Participating in the “war game” along with Chancellor Osborne will be US Treasury secretary Jack Lew, head of the Federal Reserve, Janet Yellen, and the governor of the Bank of England, Mark Carney, with senior officials from both countries.
“The purpose of the simulation was to make sure every player, including politicians, knew their own responsibilities and who needed to act, which creditors would take a hit, and how to communicate the authorities’ actions to the public,” Osborne told the Financial Times.
It has been six years since the 2008 financial crisis when $700 billion in taxpayer dollars was used to shore up failing institutions, besides the cost of other bailout programs such as for Fannie Mae and Freddie Mac that totalled at least $135 billion more. The financial crisis lead to mass unemployment, drastic cuts to US government social programs, and contributed to the economic downfall of several European states.
Since then regulations have passed in the US – the Dodd Frank Act of 2010 that forced banks to have in place capital and to draw up plans of how they would go through an ordinary bankruptcy and which groups would be paid off first.

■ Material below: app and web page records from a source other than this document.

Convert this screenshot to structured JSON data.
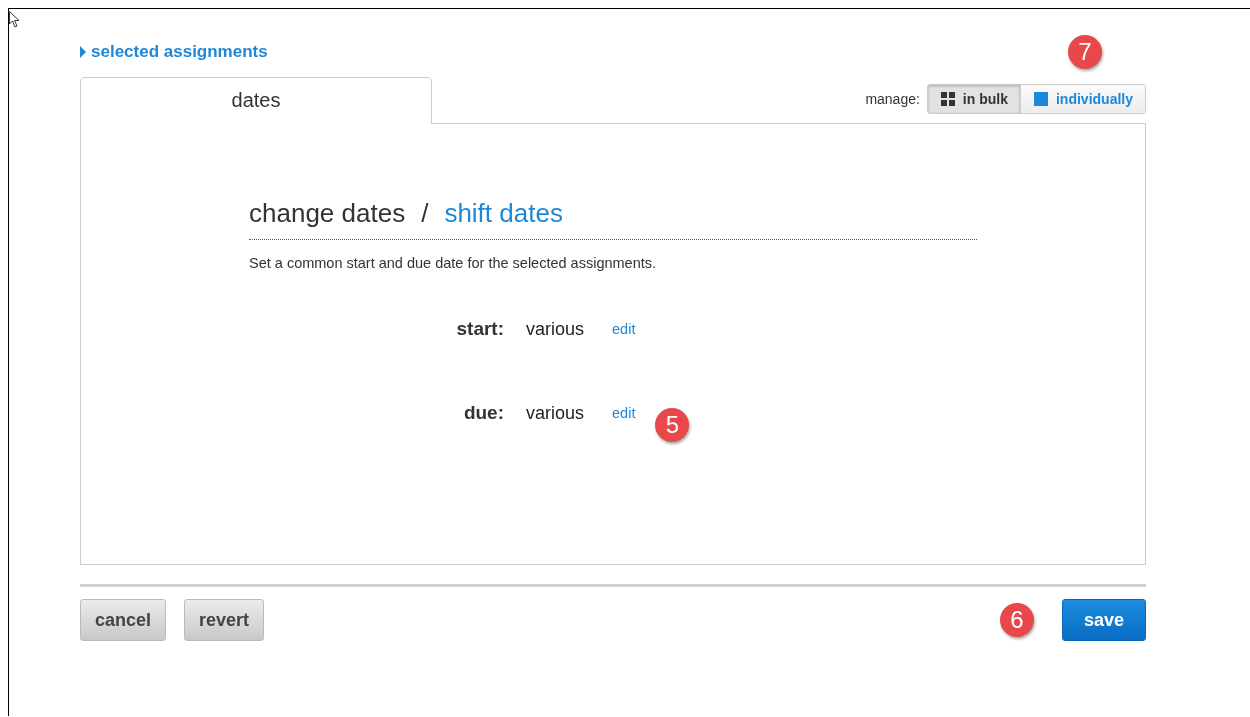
{
  "header": {
    "toggle_label": "selected assignments",
    "expanded": false
  },
  "tabs": [
    {
      "label": "dates",
      "selected": true
    }
  ],
  "manage": {
    "label": "manage:",
    "callout": "7",
    "options": [
      {
        "label": "in bulk",
        "kind": "bulk",
        "selected": true
      },
      {
        "label": "individually",
        "kind": "individual",
        "selected": false
      }
    ]
  },
  "mode_tabs": [
    {
      "label": "change dates",
      "selected": true
    },
    {
      "label": "shift dates",
      "selected": false
    }
  ],
  "separator": "/",
  "description": "Set a common start and due date for the selected assignments.",
  "fields": [
    {
      "label": "start:",
      "value": "various",
      "action": "edit"
    },
    {
      "label": "due:",
      "value": "various",
      "action": "edit",
      "callout": "5"
    }
  ],
  "buttons": [
    {
      "label": "cancel",
      "kind": "secondary"
    },
    {
      "label": "revert",
      "kind": "secondary"
    },
    {
      "label": "save",
      "kind": "primary",
      "callout": "6"
    }
  ]
}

Next week’s simulation, the results of which are expected to be released to the public, is designed to reassure the taxpayers in both UK and the US that their money will not be misused next time when a large financial institution turns out to be not that big to fail.